I Write To Make Meaning
A while back, I wrote a post called “I Write For Myself.” I’ve been thinking about whether that was completely true or not, and I’ve come to realize that writing is incredibly important to me. I started a blog years ago because I was beginning to connect online and it seemed like the thing to do. As people read and responded to me, though, I realized the connections were important , but my figuring out what I had to say was even more so. I do write for myself, and I write to make meaning. But without an audience, an authentic audience of people who choose to read my writing, I wouldn’t grow nearly as much as I have since I began that blog.
Ruth Ayres, in Celebrating Writers, said, “We write to communicate clearly, to come to new understandings and to connect to others.” I think that pretty much sums it up for me as well. Writers–real writers who understand the craft of writing–know that it is, as Ms. Ayres also says, not about writing for publication but writing for meaning. I write to understand my own thoughts, and when others respond to them, it helps me learn, ponder, think and grow.
Tomorrow I begin a six week writing club after school. I’ll have 6 hours to support these kids who chose to spend some time after school writing. I’ll have 6 hours to (potentially have to) undo the idea of what writing is that they have learned in school. For many kids, there is school writing–the 5 paragraph essay, the writing on command, the writing for the teacher, the writing just to be writing– and then there is

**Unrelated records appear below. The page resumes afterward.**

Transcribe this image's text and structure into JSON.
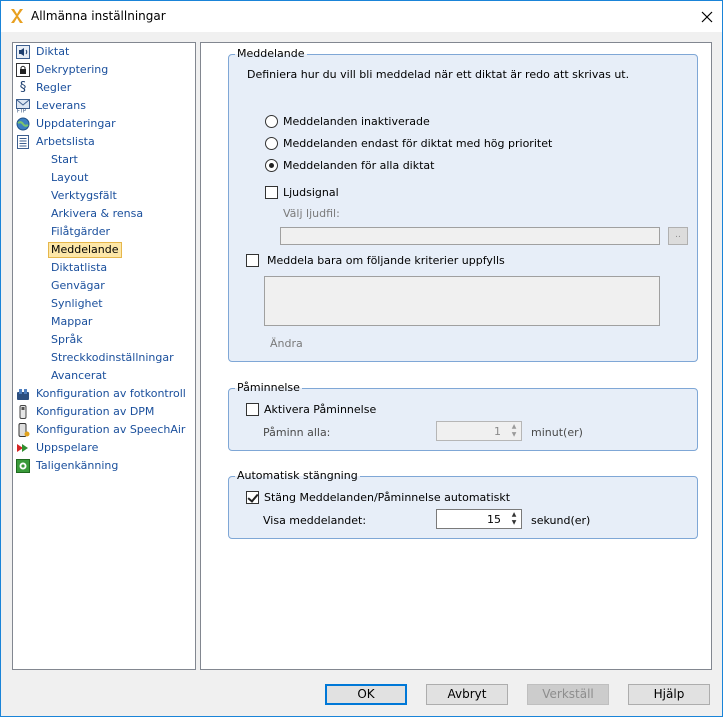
{
  "window": {
    "title": "Allmänna inställningar"
  },
  "tree": {
    "top_items": [
      {
        "label": "Diktat"
      },
      {
        "label": "Dekryptering"
      },
      {
        "label": "Regler"
      },
      {
        "label": "Leverans"
      },
      {
        "label": "Uppdateringar"
      },
      {
        "label": "Arbetslista"
      }
    ],
    "sub_items": [
      {
        "label": "Start"
      },
      {
        "label": "Layout"
      },
      {
        "label": "Verktygsfält"
      },
      {
        "label": "Arkivera & rensa"
      },
      {
        "label": "Filåtgärder"
      },
      {
        "label": "Meddelande",
        "selected": true
      },
      {
        "label": "Diktatlista"
      },
      {
        "label": "Genvägar"
      },
      {
        "label": "Synlighet"
      },
      {
        "label": "Mappar"
      },
      {
        "label": "Språk"
      },
      {
        "label": "Streckkodinställningar"
      },
      {
        "label": "Avancerat"
      }
    ],
    "bottom_items": [
      {
        "label": "Konfiguration av fotkontroll"
      },
      {
        "label": "Konfiguration av DPM"
      },
      {
        "label": "Konfiguration av SpeechAir"
      },
      {
        "label": "Uppspelare"
      },
      {
        "label": "Taligenkänning"
      }
    ]
  },
  "meddelande": {
    "legend": "Meddelande",
    "description": "Definiera hur du vill bli meddelad när ett diktat är redo att skrivas ut.",
    "options": [
      {
        "label": "Meddelanden inaktiverade",
        "checked": false
      },
      {
        "label": "Meddelanden endast för diktat med hög prioritet",
        "checked": false
      },
      {
        "label": "Meddelanden för alla diktat",
        "checked": true
      }
    ],
    "sound_label": "Ljudsignal",
    "sound_checked": false,
    "sound_file_label": "Välj ljudfil:",
    "sound_file_value": "",
    "browse_label": "..",
    "criteria_label": "Meddela bara om följande kriterier uppfylls",
    "criteria_checked": false,
    "change_label": "Ändra"
  },
  "paminnelse": {
    "legend": "Påminnelse",
    "enable_label": "Aktivera Påminnelse",
    "enable_checked": false,
    "interval_label": "Påminn alla:",
    "interval_value": "1",
    "interval_unit": "minut(er)"
  },
  "autoclose": {
    "legend": "Automatisk stängning",
    "enable_label": "Stäng Meddelanden/Påminnelse automatiskt",
    "enable_checked": true,
    "show_label": "Visa meddelandet:",
    "show_value": "15",
    "show_unit": "sekund(er)"
  },
  "buttons": {
    "ok": "OK",
    "cancel": "Avbryt",
    "apply": "Verkställ",
    "help": "Hjälp"
  },
  "colors": {
    "accent": "#0078d7",
    "group_bg": "#e7eef8",
    "group_border": "#7fa7d6",
    "selection": "#fde7a8"
  }
}
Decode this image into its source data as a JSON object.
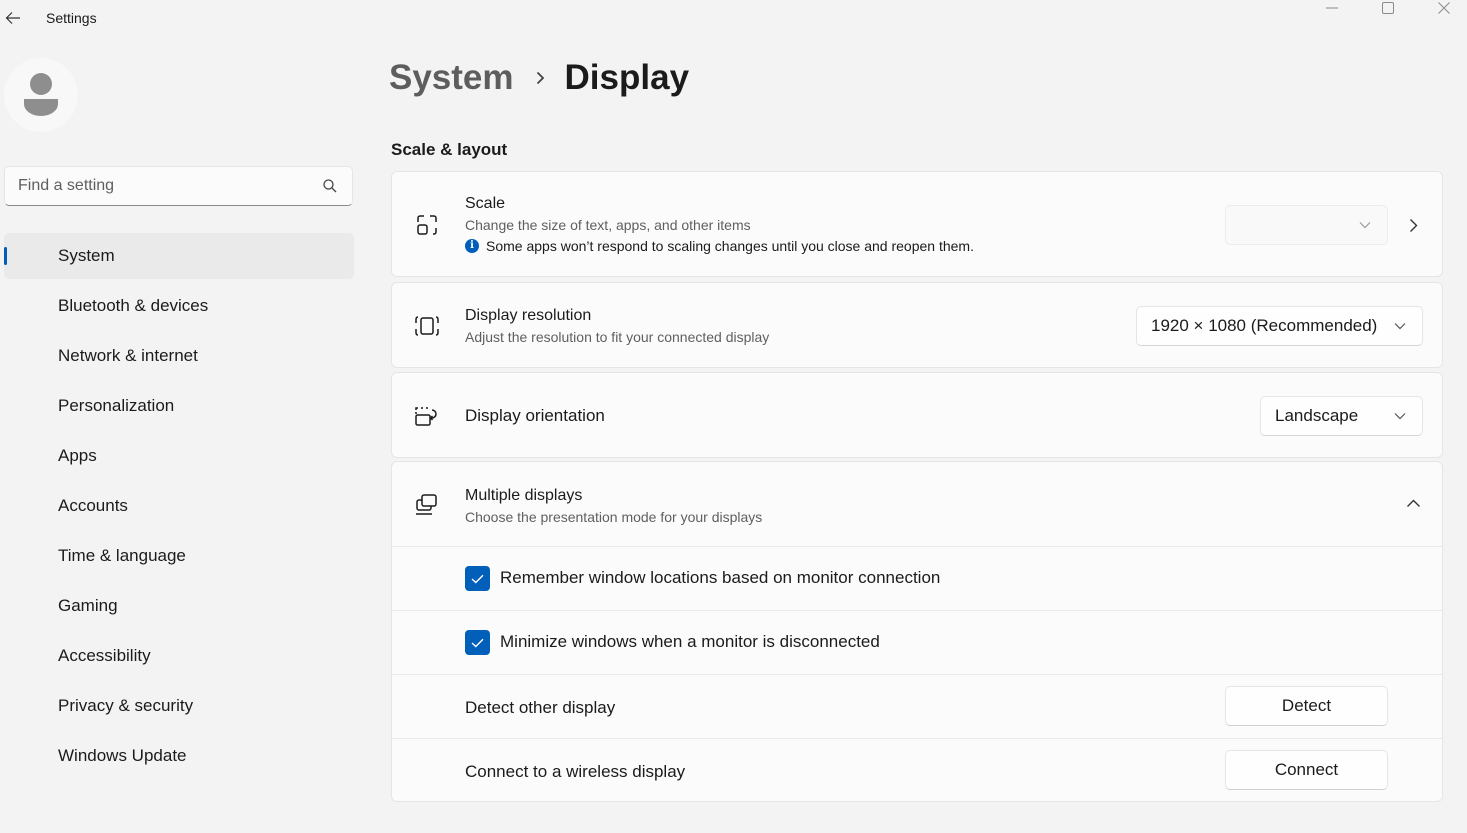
{
  "window": {
    "app_title": "Settings",
    "controls": {
      "minimize": "minimize-icon",
      "maximize": "maximize-icon",
      "close": "close-icon"
    }
  },
  "sidebar": {
    "search": {
      "placeholder": "Find a setting",
      "value": ""
    },
    "items": [
      {
        "label": "System",
        "active": true
      },
      {
        "label": "Bluetooth & devices",
        "active": false
      },
      {
        "label": "Network & internet",
        "active": false
      },
      {
        "label": "Personalization",
        "active": false
      },
      {
        "label": "Apps",
        "active": false
      },
      {
        "label": "Accounts",
        "active": false
      },
      {
        "label": "Time & language",
        "active": false
      },
      {
        "label": "Gaming",
        "active": false
      },
      {
        "label": "Accessibility",
        "active": false
      },
      {
        "label": "Privacy & security",
        "active": false
      },
      {
        "label": "Windows Update",
        "active": false
      }
    ]
  },
  "breadcrumb": {
    "parent": "System",
    "current": "Display"
  },
  "section": {
    "title": "Scale & layout"
  },
  "scale": {
    "title": "Scale",
    "subtitle": "Change the size of text, apps, and other items",
    "info": "Some apps won’t respond to scaling changes until you close and reopen them.",
    "value": ""
  },
  "resolution": {
    "title": "Display resolution",
    "subtitle": "Adjust the resolution to fit your connected display",
    "value": "1920 × 1080 (Recommended)"
  },
  "orientation": {
    "title": "Display orientation",
    "value": "Landscape"
  },
  "multiple_displays": {
    "title": "Multiple displays",
    "subtitle": "Choose the presentation mode for your displays",
    "expanded": true,
    "options": [
      {
        "label": "Remember window locations based on monitor connection",
        "checked": true
      },
      {
        "label": "Minimize windows when a monitor is disconnected",
        "checked": true
      }
    ],
    "detect": {
      "label": "Detect other display",
      "button": "Detect"
    },
    "wireless": {
      "label": "Connect to a wireless display",
      "button": "Connect"
    }
  },
  "colors": {
    "accent": "#005fb8",
    "background": "#f3f3f3",
    "card": "#fbfbfb"
  }
}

W*r*i*t*i*n*g* tugs at our hearts, it is hard work, it connects us to other people.
W*r*i*t*i*n*g* exhilarates us, it makes us cry, it makes us laugh, it makes us feel human–big and powerful. It also makes us feel small and alone.
W*r*i*t*i*n*g* touches us in ways other things can’t–but only if it is good…and we have to help kids find that thread within themselves that allows them to share those thoughts and feelings–through words– with the world.
We can’t set kids up to think writing happens for the teacher–or for the grade. or worse yet, for the test. Writing comes from within, from a need to get it out–and yes, from a need to be heard.
Tomorrow I begin a six week writing club after school. I’ll have 6 hours to support these kids who chose to spend some time after school writing.
I won’t be using a red pen–we’ll confer to talk about how to change their writing.
I won’t be having them write for me–they’ll have a real audience, and I hope you might be part of it.
I won’t be asking them to write to prompts of my choosing, but I will help them find ideas– theirs, not mine.
I won’t even mention the 5 paragraph essay (except to maybe say ignore that structure as they write), but we will be talking about beginnings and middle and endings.
I will be working to touch their hearts and tug at their empathy strings and help them feel their emotions and learn their thoughts through what they write.
I will be asking them to get to know themselves better and make meaning of themselves and their world.
I will be asking them to respond to each other, to reflect on what they are doing, and to rejoice in what they are learning.
I wil be asking them to write for meaning.